|Back To the Future
||[Sep. 15th, 2007|10:15 am]
Politics is about power and pragmatism. Party labels mean very little. That's the default position. And it's how things were managed in Britain all through the 19th century and well into the 20th. But then something anomalous happened. The Labour party elbowed aside the old Liberal party and for a while- from about 1920 to 1990- politics seemed to be about ideas. In practise there may not have been much to choose between the Labour governments of Harold Wilson and the Tory governments of Ted Heath, But in theory- in theory at least- Labour stood for the interests of the unions and the working class and the Tories for those of business and inherited wealth and their visions of the good society were shaped accordingly. It was a time when your vote placed you on one side or the other of a divide which had to do with both class and philosophy. Your vote was a badge of identity. |
But for some time now it's been apparent that this state of affairs no longer exists. Since Mrs Thatcher destroyed the old working class- on which the old Labour party relied- a new liberal-capitalist consensus has been established and with it a new political elite- made up of lawyers and investment bankers and advertising men and people who've never done anything but work in politics- which divides up into parties almost at random. We're back where we were in the Edwardian age, when the two main parties handed power backwards and forwards between them on the principle of "Buggins turn" and- in the words of Hillaire Belloc-
The accursed power that stands on privilege
And goes with women and champagne and bridge
Broke- and democracy resumed her reign-
Which goes with bridge and women and champagne.

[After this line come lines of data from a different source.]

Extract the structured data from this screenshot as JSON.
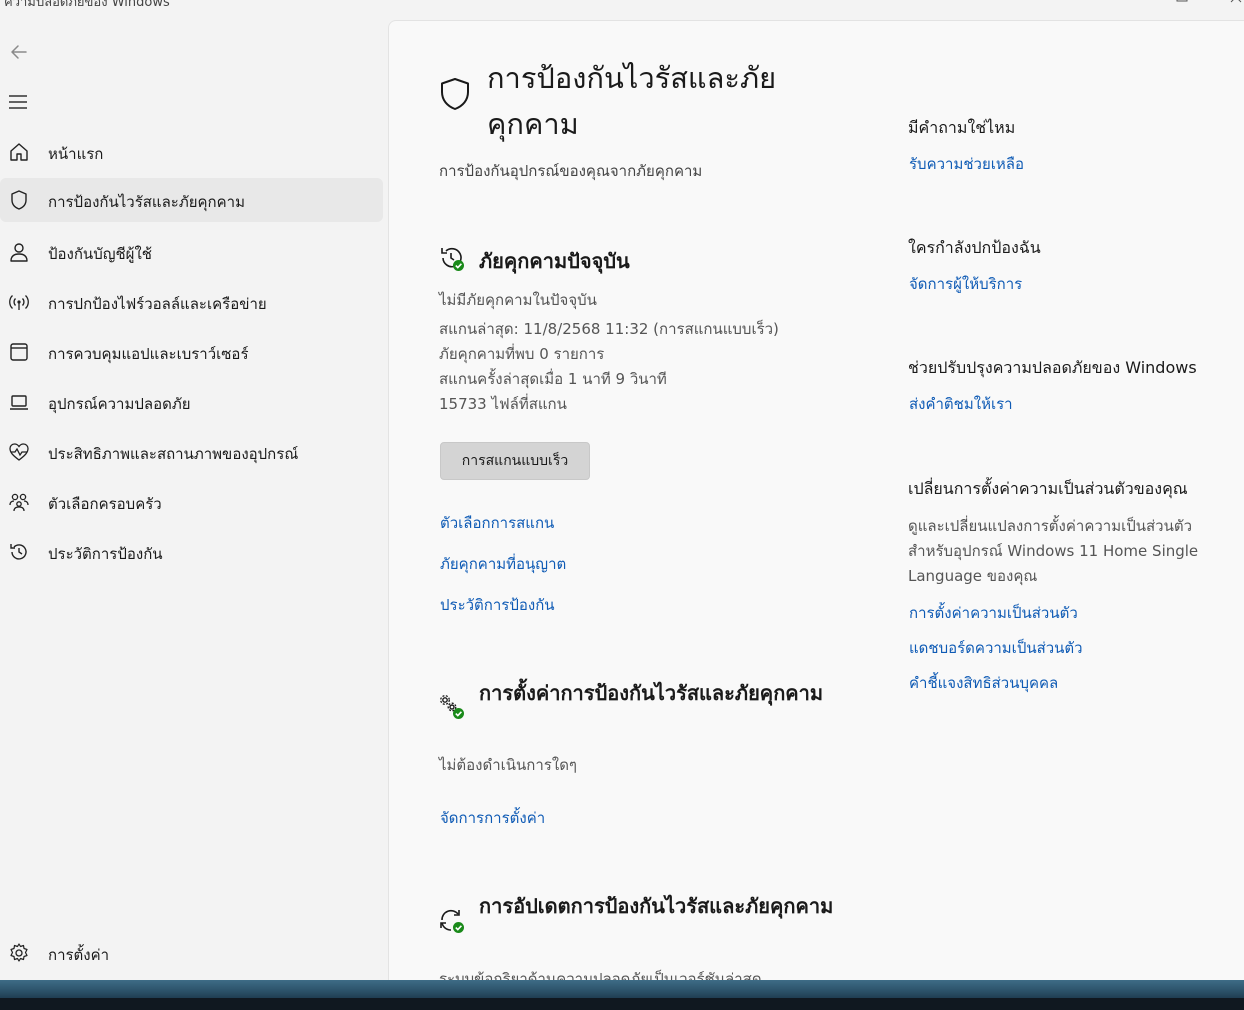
{
  "window": {
    "title": "ความปลอดภัยของ Windows"
  },
  "sidebar": {
    "items": [
      {
        "label": "หน้าแรก",
        "icon": "home-icon"
      },
      {
        "label": "การป้องกันไวรัสและภัยคุกคาม",
        "icon": "shield-icon",
        "selected": true
      },
      {
        "label": "ป้องกันบัญชีผู้ใช้",
        "icon": "person-icon"
      },
      {
        "label": "การปกป้องไฟร์วอลล์และเครือข่าย",
        "icon": "wifi-signal-icon"
      },
      {
        "label": "การควบคุมแอปและเบราว์เซอร์",
        "icon": "browser-window-icon"
      },
      {
        "label": "อุปกรณ์ความปลอดภัย",
        "icon": "laptop-icon"
      },
      {
        "label": "ประสิทธิภาพและสถานภาพของอุปกรณ์",
        "icon": "heart-pulse-icon"
      },
      {
        "label": "ตัวเลือกครอบครัว",
        "icon": "family-icon"
      },
      {
        "label": "ประวัติการป้องกัน",
        "icon": "history-icon"
      }
    ],
    "settings_label": "การตั้งค่า"
  },
  "main": {
    "title": "การป้องกันไวรัสและภัยคุกคาม",
    "subtitle": "การป้องกันอุปกรณ์ของคุณจากภัยคุกคาม",
    "current_threats": {
      "heading": "ภัยคุกคามปัจจุบัน",
      "lines": [
        "ไม่มีภัยคุกคามในปัจจุบัน",
        "สแกนล่าสุด: 11/8/2568 11:32 (การสแกนแบบเร็ว)",
        "ภัยคุกคามที่พบ 0 รายการ",
        "สแกนครั้งล่าสุดเมื่อ 1 นาที 9 วินาที",
        "15733 ไฟล์ที่สแกน"
      ],
      "quick_scan_label": "การสแกนแบบเร็ว",
      "links": [
        "ตัวเลือกการสแกน",
        "ภัยคุกคามที่อนุญาต",
        "ประวัติการป้องกัน"
      ]
    },
    "settings_section": {
      "heading": "การตั้งค่าการป้องกันไวรัสและภัยคุกคาม",
      "status": "ไม่ต้องดำเนินการใดๆ",
      "link": "จัดการการตั้งค่า"
    },
    "updates_section": {
      "heading": "การอัปเดตการป้องกันไวรัสและภัยคุกคาม",
      "status": "ระบบข้อกริยาด้านความปลอดภัยเป็นเวอร์ชันล่าสุด"
    }
  },
  "right_panel": {
    "questions": {
      "heading": "มีคำถามใช่ไหม",
      "link": "รับความช่วยเหลือ"
    },
    "protector": {
      "heading": "ใครกำลังปกป้องฉัน",
      "link": "จัดการผู้ให้บริการ"
    },
    "improve": {
      "heading": "ช่วยปรับปรุงความปลอดภัยของ Windows",
      "link": "ส่งคำติชมให้เรา"
    },
    "privacy": {
      "heading": "เปลี่ยนการตั้งค่าความเป็นส่วนตัวของคุณ",
      "description": "ดูและเปลี่ยนแปลงการตั้งค่าความเป็นส่วนตัวสำหรับอุปกรณ์ Windows 11 Home Single Language ของคุณ",
      "links": [
        "การตั้งค่าความเป็นส่วนตัว",
        "แดชบอร์ดความเป็นส่วนตัว",
        "คำชี้แจงสิทธิส่วนบุคคล"
      ]
    }
  },
  "colors": {
    "link": "#0f5bb5",
    "check_green": "#1a8a1a",
    "selected_bg": "#e8e8e8"
  }
}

A day or two back an event took place that set the seal on this new-old dispensation. Labour premier Gordon Brown welcomed Mrs Thatcher- the old class enemy- to Number 10, posed with her on the front doorstep and told us how much he admired her and how he and she were both "conviction politicians"- whatever that means.
For someone like me who grew up in that pocket of time when ideology mattered- to whom the Tories were always toffee-nosed scum and Mrs Thatcher "that evil woman"- it's all terribly bewildering. The world as I knew it has passed away. Because I'm the age I am and was brought up to believe it my privilege and duty to participate in the electoral process I've never yet failed to cast my vote in an important election, but I do now wonder why I should bother.